**What the task requires**: Would you restate each line of the data below word for word, without its pictures?

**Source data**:
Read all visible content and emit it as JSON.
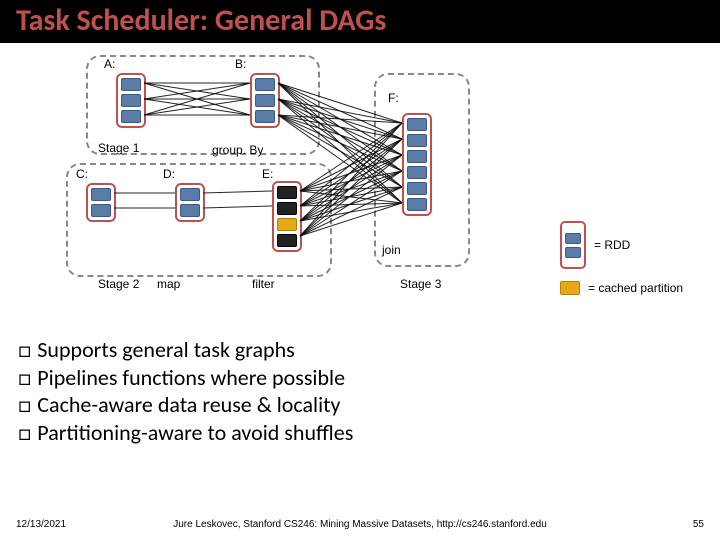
{
  "title": "Task Scheduler: General DAGs",
  "rdds": {
    "A": "A:",
    "B": "B:",
    "C": "C:",
    "D": "D:",
    "E": "E:",
    "F": "F:"
  },
  "stages": {
    "s1": "Stage 1",
    "s2": "Stage 2",
    "s3": "Stage 3"
  },
  "ops": {
    "groupBy": "group. By",
    "map": "map",
    "filter": "filter",
    "join": "join"
  },
  "legend": {
    "rdd": "= RDD",
    "cached": "= cached partition"
  },
  "bullets": {
    "b1": "Supports general task graphs",
    "b2": "Pipelines functions where possible",
    "b3": "Cache-aware data reuse & locality",
    "b4": "Partitioning-aware to avoid shuffles"
  },
  "footer": {
    "date": "12/13/2021",
    "center": "Jure Leskovec, Stanford CS246: Mining Massive Datasets, http://cs246.stanford.edu",
    "page": "55"
  }
}
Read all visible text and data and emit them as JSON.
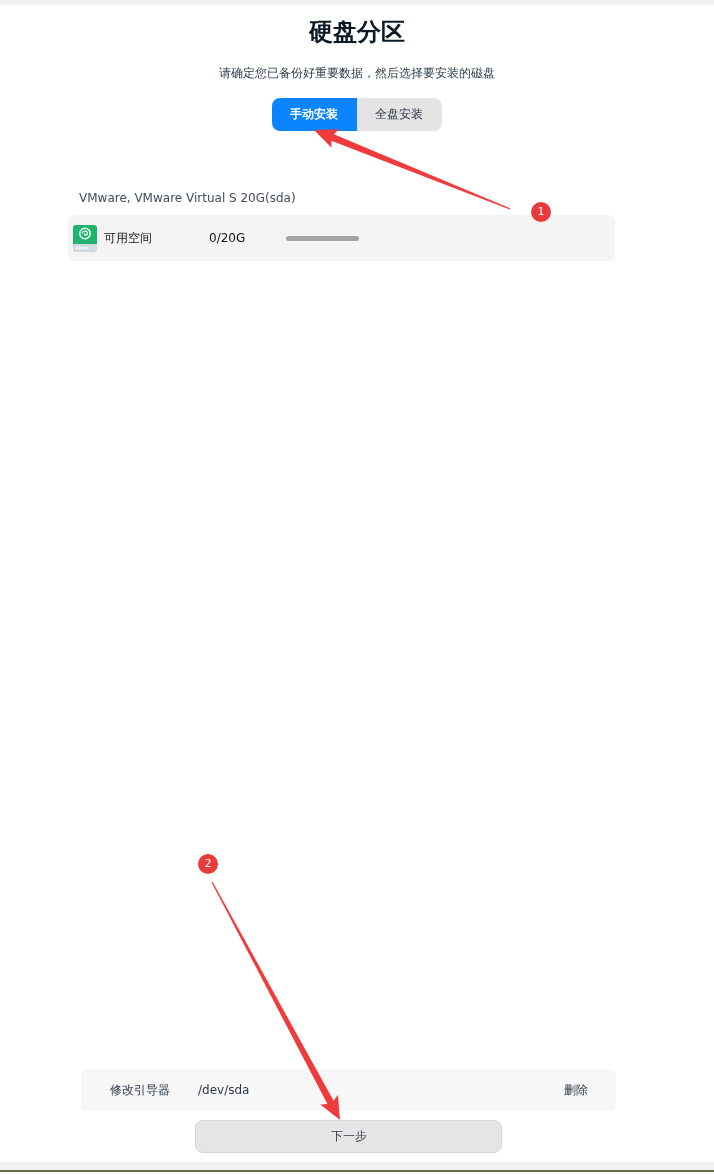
{
  "page": {
    "title": "硬盘分区",
    "subtitle": "请确定您已备份好重要数据，然后选择要安装的磁盘"
  },
  "tabs": [
    {
      "label": "手动安装",
      "selected": true
    },
    {
      "label": "全盘安装",
      "selected": false
    }
  ],
  "disk": {
    "name": "VMware, VMware Virtual S 20G(sda)",
    "partitions": [
      {
        "label": "可用空间",
        "size": "0/20G"
      }
    ]
  },
  "bootloader": {
    "label": "修改引导器",
    "device": "/dev/sda",
    "action": "删除"
  },
  "next_button": {
    "label": "下一步"
  },
  "annotations": [
    {
      "label": "1"
    },
    {
      "label": "2"
    }
  ]
}
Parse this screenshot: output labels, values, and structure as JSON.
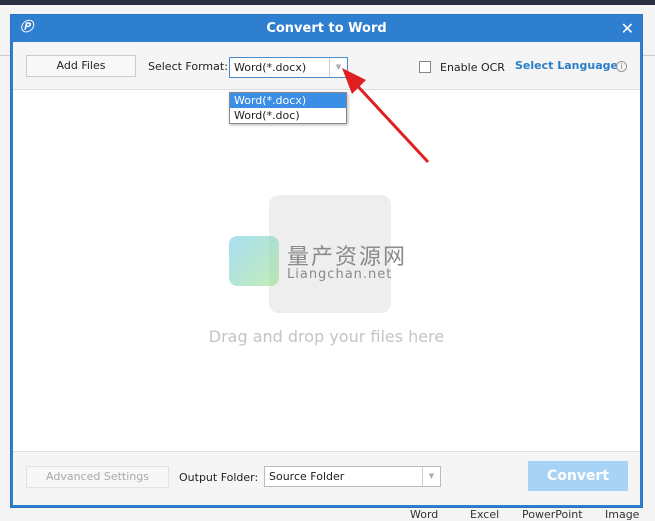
{
  "dialog": {
    "title": "Convert to Word",
    "close_icon": "close-icon",
    "logo_icon": "app-logo-icon"
  },
  "toolbar": {
    "add_files": "Add Files",
    "select_format_label": "Select Format:",
    "format_value": "Word(*.docx)",
    "format_options": [
      "Word(*.docx)",
      "Word(*.doc)"
    ],
    "enable_ocr": "Enable OCR",
    "ocr_checked": false,
    "select_language": "Select Language"
  },
  "dropzone": {
    "hint": "Drag and drop your files here",
    "watermark": "量产资源网",
    "watermark_sub": "Liangchan.net"
  },
  "footer": {
    "advanced_settings": "Advanced Settings",
    "output_folder_label": "Output Folder:",
    "output_folder_value": "Source Folder",
    "convert": "Convert"
  },
  "background_tabs": [
    "Word",
    "Excel",
    "PowerPoint",
    "Image"
  ],
  "colors": {
    "titlebar": "#2f7fd0",
    "link": "#2a7dc8",
    "convert_disabled": "#a9d3f5",
    "selected_option": "#3a8ee6",
    "arrow": "#e02020"
  }
}
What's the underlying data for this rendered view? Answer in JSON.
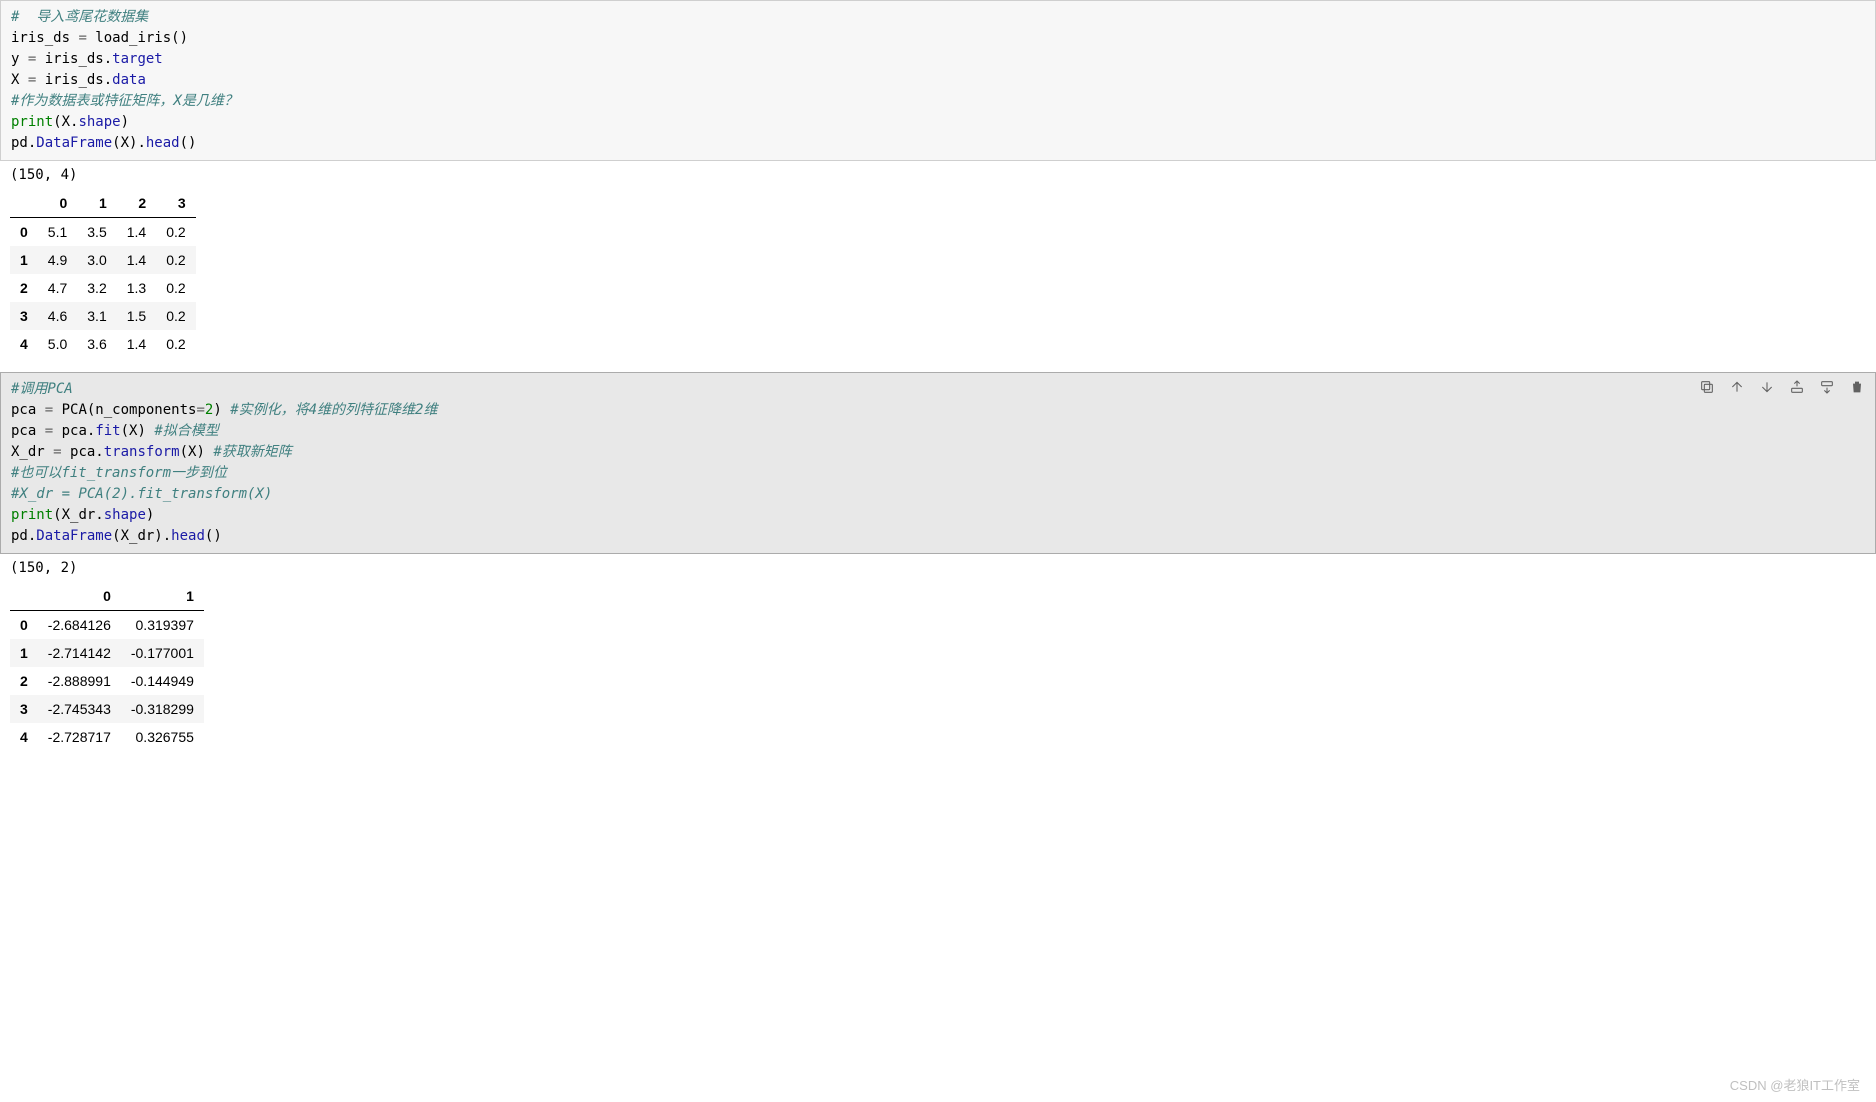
{
  "cell1": {
    "code": {
      "line1": "#  导入鸢尾花数据集",
      "line2a": "iris_ds ",
      "line2b": "=",
      "line2c": " load_iris()",
      "line3a": "y ",
      "line3b": "=",
      "line3c": " iris_ds.",
      "line3d": "target",
      "line4a": "X ",
      "line4b": "=",
      "line4c": " iris_ds.",
      "line4d": "data",
      "line5": "#作为数据表或特征矩阵，X是几维？",
      "line6a": "print",
      "line6b": "(X.",
      "line6c": "shape",
      "line6d": ")",
      "line7a": "pd.",
      "line7b": "DataFrame",
      "line7c": "(X).",
      "line7d": "head",
      "line7e": "()"
    },
    "output_text": "(150, 4)",
    "table": {
      "headers": [
        "0",
        "1",
        "2",
        "3"
      ],
      "rows": [
        {
          "idx": "0",
          "vals": [
            "5.1",
            "3.5",
            "1.4",
            "0.2"
          ]
        },
        {
          "idx": "1",
          "vals": [
            "4.9",
            "3.0",
            "1.4",
            "0.2"
          ]
        },
        {
          "idx": "2",
          "vals": [
            "4.7",
            "3.2",
            "1.3",
            "0.2"
          ]
        },
        {
          "idx": "3",
          "vals": [
            "4.6",
            "3.1",
            "1.5",
            "0.2"
          ]
        },
        {
          "idx": "4",
          "vals": [
            "5.0",
            "3.6",
            "1.4",
            "0.2"
          ]
        }
      ]
    }
  },
  "cell2": {
    "code": {
      "line1": "#调用PCA",
      "line2a": "pca ",
      "line2b": "=",
      "line2c": " PCA(n_components",
      "line2d": "=",
      "line2e": "2",
      "line2f": ") ",
      "line2g": "#实例化，将4维的列特征降维2维",
      "line3a": "pca ",
      "line3b": "=",
      "line3c": " pca.",
      "line3d": "fit",
      "line3e": "(X) ",
      "line3f": "#拟合模型",
      "line4a": "X_dr ",
      "line4b": "=",
      "line4c": " pca.",
      "line4d": "transform",
      "line4e": "(X) ",
      "line4f": "#获取新矩阵",
      "line5": "#也可以fit_transform一步到位",
      "line6": "#X_dr = PCA(2).fit_transform(X)",
      "line7a": "print",
      "line7b": "(X_dr.",
      "line7c": "shape",
      "line7d": ")",
      "line8a": "pd.",
      "line8b": "DataFrame",
      "line8c": "(X_dr).",
      "line8d": "head",
      "line8e": "()"
    },
    "output_text": "(150, 2)",
    "table": {
      "headers": [
        "0",
        "1"
      ],
      "rows": [
        {
          "idx": "0",
          "vals": [
            "-2.684126",
            "0.319397"
          ]
        },
        {
          "idx": "1",
          "vals": [
            "-2.714142",
            "-0.177001"
          ]
        },
        {
          "idx": "2",
          "vals": [
            "-2.888991",
            "-0.144949"
          ]
        },
        {
          "idx": "3",
          "vals": [
            "-2.745343",
            "-0.318299"
          ]
        },
        {
          "idx": "4",
          "vals": [
            "-2.728717",
            "0.326755"
          ]
        }
      ]
    }
  },
  "watermark": "CSDN @老狼IT工作室"
}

**Answer box**:
Read all visible content and emit it as JSON.
{
  "title": "Task Scheduler: General DAGs",
  "rdds": {
    "A": "A:",
    "B": "B:",
    "C": "C:",
    "D": "D:",
    "E": "E:",
    "F": "F:"
  },
  "stages": {
    "s1": "Stage 1",
    "s2": "Stage 2",
    "s3": "Stage 3"
  },
  "ops": {
    "groupBy": "group. By",
    "map": "map",
    "filter": "filter",
    "join": "join"
  },
  "legend": {
    "rdd": "= RDD",
    "cached": "= cached partition"
  },
  "bullets": {
    "b1": "Supports general task graphs",
    "b2": "Pipelines functions where possible",
    "b3": "Cache-aware data reuse & locality",
    "b4": "Partitioning-aware to avoid shuffles"
  },
  "footer": {
    "date": "12/13/2021",
    "center": "Jure Leskovec, Stanford CS246: Mining Massive Datasets, http://cs246.stanford.edu",
    "page": "55"
  }
}
Read all visible text and data and emit them as JSON.
{
  "page": {
    "title": "硬盘分区",
    "subtitle": "请确定您已备份好重要数据，然后选择要安装的磁盘"
  },
  "tabs": [
    {
      "label": "手动安装",
      "selected": true
    },
    {
      "label": "全盘安装",
      "selected": false
    }
  ],
  "disk": {
    "name": "VMware, VMware Virtual S 20G(sda)",
    "partitions": [
      {
        "label": "可用空间",
        "size": "0/20G"
      }
    ]
  },
  "bootloader": {
    "label": "修改引导器",
    "device": "/dev/sda",
    "action": "删除"
  },
  "next_button": {
    "label": "下一步"
  },
  "annotations": [
    {
      "label": "1"
    },
    {
      "label": "2"
    }
  ]
}
Parse this screenshot: output labels, values, and structure as JSON.
{
  "dialog": {
    "title": "Convert to Word",
    "close_icon": "close-icon",
    "logo_icon": "app-logo-icon"
  },
  "toolbar": {
    "add_files": "Add Files",
    "select_format_label": "Select Format:",
    "format_value": "Word(*.docx)",
    "format_options": [
      "Word(*.docx)",
      "Word(*.doc)"
    ],
    "enable_ocr": "Enable OCR",
    "ocr_checked": false,
    "select_language": "Select Language"
  },
  "dropzone": {
    "hint": "Drag and drop your files here",
    "watermark": "量产资源网",
    "watermark_sub": "Liangchan.net"
  },
  "footer": {
    "advanced_settings": "Advanced Settings",
    "output_folder_label": "Output Folder:",
    "output_folder_value": "Source Folder",
    "convert": "Convert"
  },
  "background_tabs": [
    "Word",
    "Excel",
    "PowerPoint",
    "Image"
  ],
  "colors": {
    "titlebar": "#2f7fd0",
    "link": "#2a7dc8",
    "convert_disabled": "#a9d3f5",
    "selected_option": "#3a8ee6",
    "arrow": "#e02020"
  }
}
What's the underlying data for this rendered view? Answer in JSON.
{
  "cell1": {
    "code": {
      "line1": "#  导入鸢尾花数据集",
      "line2a": "iris_ds ",
      "line2b": "=",
      "line2c": " load_iris()",
      "line3a": "y ",
      "line3b": "=",
      "line3c": " iris_ds.",
      "line3d": "target",
      "line4a": "X ",
      "line4b": "=",
      "line4c": " iris_ds.",
      "line4d": "data",
      "line5": "#作为数据表或特征矩阵，X是几维？",
      "line6a": "print",
      "line6b": "(X.",
      "line6c": "shape",
      "line6d": ")",
      "line7a": "pd.",
      "line7b": "DataFrame",
      "line7c": "(X).",
      "line7d": "head",
      "line7e": "()"
    },
    "output_text": "(150, 4)",
    "table": {
      "headers": [
        "0",
        "1",
        "2",
        "3"
      ],
      "rows": [
        {
          "idx": "0",
          "vals": [
            "5.1",
            "3.5",
            "1.4",
            "0.2"
          ]
        },
        {
          "idx": "1",
          "vals": [
            "4.9",
            "3.0",
            "1.4",
            "0.2"
          ]
        },
        {
          "idx": "2",
          "vals": [
            "4.7",
            "3.2",
            "1.3",
            "0.2"
          ]
        },
        {
          "idx": "3",
          "vals": [
            "4.6",
            "3.1",
            "1.5",
            "0.2"
          ]
        },
        {
          "idx": "4",
          "vals": [
            "5.0",
            "3.6",
            "1.4",
            "0.2"
          ]
        }
      ]
    }
  },
  "cell2": {
    "code": {
      "line1": "#调用PCA",
      "line2a": "pca ",
      "line2b": "=",
      "line2c": " PCA(n_components",
      "line2d": "=",
      "line2e": "2",
      "line2f": ") ",
      "line2g": "#实例化，将4维的列特征降维2维",
      "line3a": "pca ",
      "line3b": "=",
      "line3c": " pca.",
      "line3d": "fit",
      "line3e": "(X) ",
      "line3f": "#拟合模型",
      "line4a": "X_dr ",
      "line4b": "=",
      "line4c": " pca.",
      "line4d": "transform",
      "line4e": "(X) ",
      "line4f": "#获取新矩阵",
      "line5": "#也可以fit_transform一步到位",
      "line6": "#X_dr = PCA(2).fit_transform(X)",
      "line7a": "print",
      "line7b": "(X_dr.",
      "line7c": "shape",
      "line7d": ")",
      "line8a": "pd.",
      "line8b": "DataFrame",
      "line8c": "(X_dr).",
      "line8d": "head",
      "line8e": "()"
    },
    "output_text": "(150, 2)",
    "table": {
      "headers": [
        "0",
        "1"
      ],
      "rows": [
        {
          "idx": "0",
          "vals": [
            "-2.684126",
            "0.319397"
          ]
        },
        {
          "idx": "1",
          "vals": [
            "-2.714142",
            "-0.177001"
          ]
        },
        {
          "idx": "2",
          "vals": [
            "-2.888991",
            "-0.144949"
          ]
        },
        {
          "idx": "3",
          "vals": [
            "-2.745343",
            "-0.318299"
          ]
        },
        {
          "idx": "4",
          "vals": [
            "-2.728717",
            "0.326755"
          ]
        }
      ]
    }
  },
  "watermark": "CSDN @老狼IT工作室"
}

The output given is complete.